Sodium chlorite is used commercially to bleach fabrics and paper and to purify and disinfect municipal water. Homeowners use sodium chlorite as an anti-fouling agent for water and a precursor for other flammable or explosive chemicals. There are many different ways to make sodium chlorite. Commercially, chlorine dioxide is added to sodium hydroxide and hydrogen peroxide. For the home chemist, table salt is added to water for a saturated solution, then electricity is applied to bond the O2 from the water to the salt. Some people like to add battery acid or another caustic agent to speed up the process, however, this can result in an unstable, explosive solution.
Making Sodium Chlorite
You can speed up the electrolysis process by keeping the salt/water mix warm.
Pour 3 quarts of water into a wide-mouthed, heatproof glass jar or glass beaker and heat to just under boiling.
Add the 1/2 cup of salt to the water; continue heating the mixture until the salt is completely dissolved. Remove from heat when the salt is dissolved.
Sharpen both ends of the pencils until you have at least 1 inch of exposed lead on both ends.
Attach the wires to one end of each pencil with the alligator clip. Make sure the clip is only gripping lead.
Tape the cardboard to the mouth of the glass jar or beaker.
Punch holes in the cardboard an inch in from the sides of the jar. Insert the ends of the pencils without the alligator clips into the holes and push into the jar until the exposed lead is submerged in the salt/water mixture.

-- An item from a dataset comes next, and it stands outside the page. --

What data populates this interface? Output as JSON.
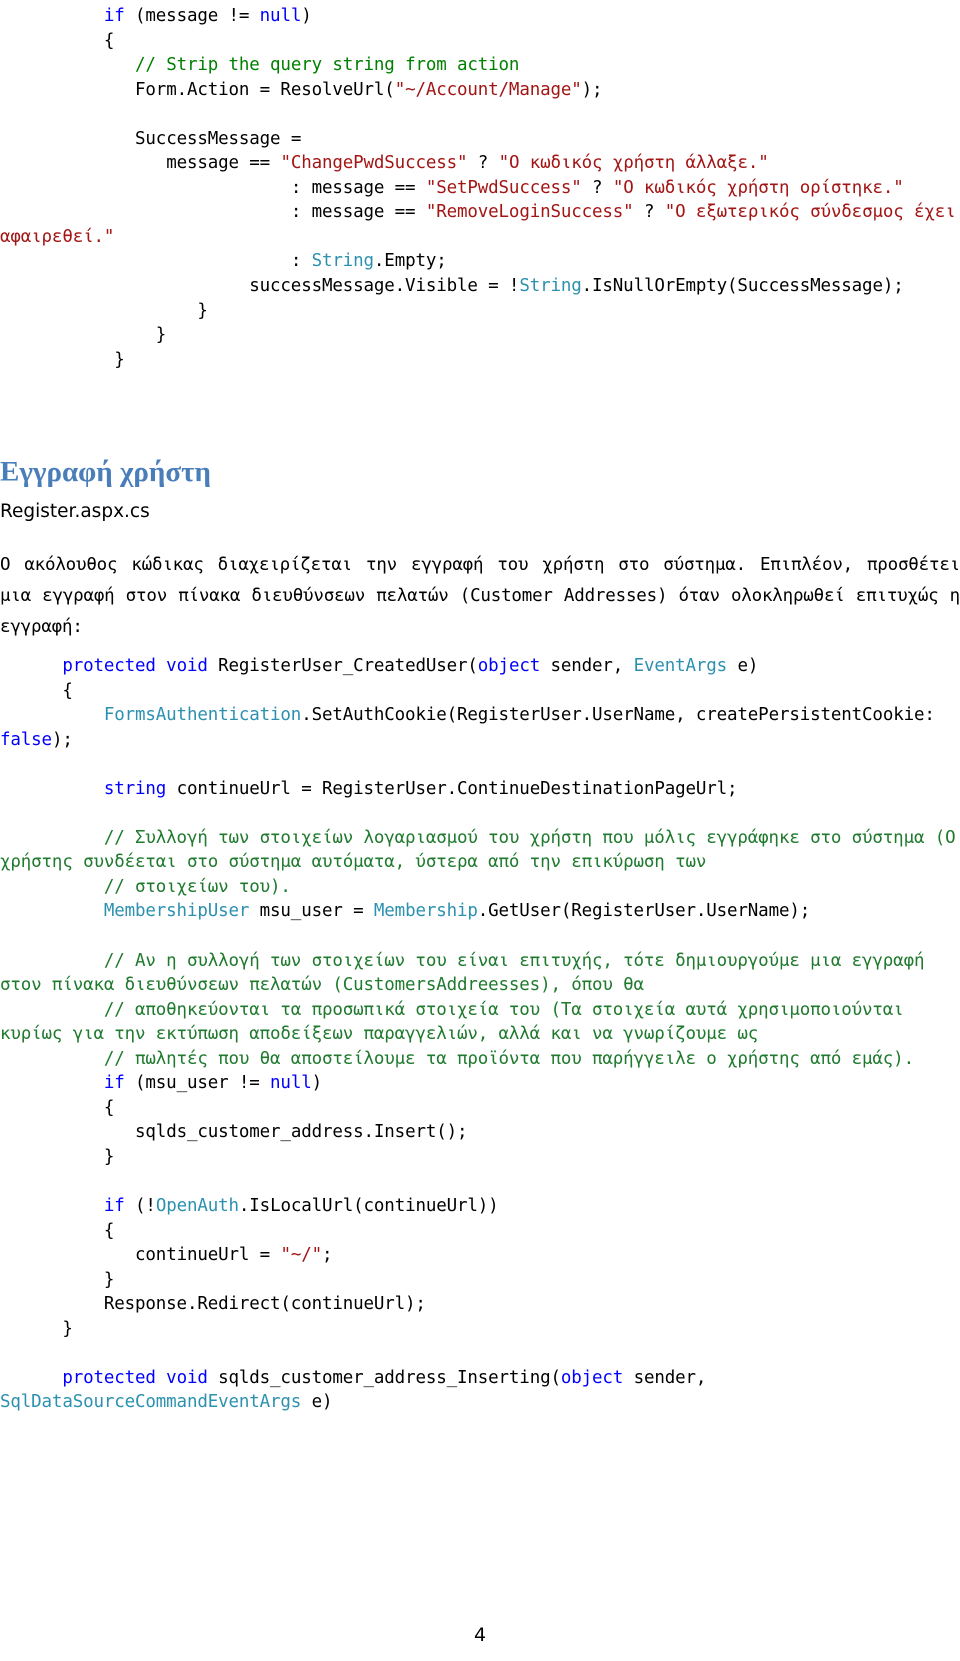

Attach one alligator clip to the negative terminal and the other alligator clip to the positive terminal of the battery or the solar panel. This provides the electrolysis which turns the NaCl to NaclO2. Wait at least 16 hours before disconnecting the electrolysis.
Disconnect the alligator clips from both the battery or solar panel and the pencils. Remove the pencils and cardboard from the glass jars.
Line the funnel with a coffee filter and place in the plastic container. Pour the salt/water mix through the coffer filter-lined funnel. The sodium chlorite will be caught by the coffee filter.
Remove the coffee filter from the funnel and gently place on a wire drying rack with the side that had the salt/water mix poured on it up.
As the coffee filter drys, sodium chlorite crystals form. You can gently scrape the crystals from the coffee filter into a storage container.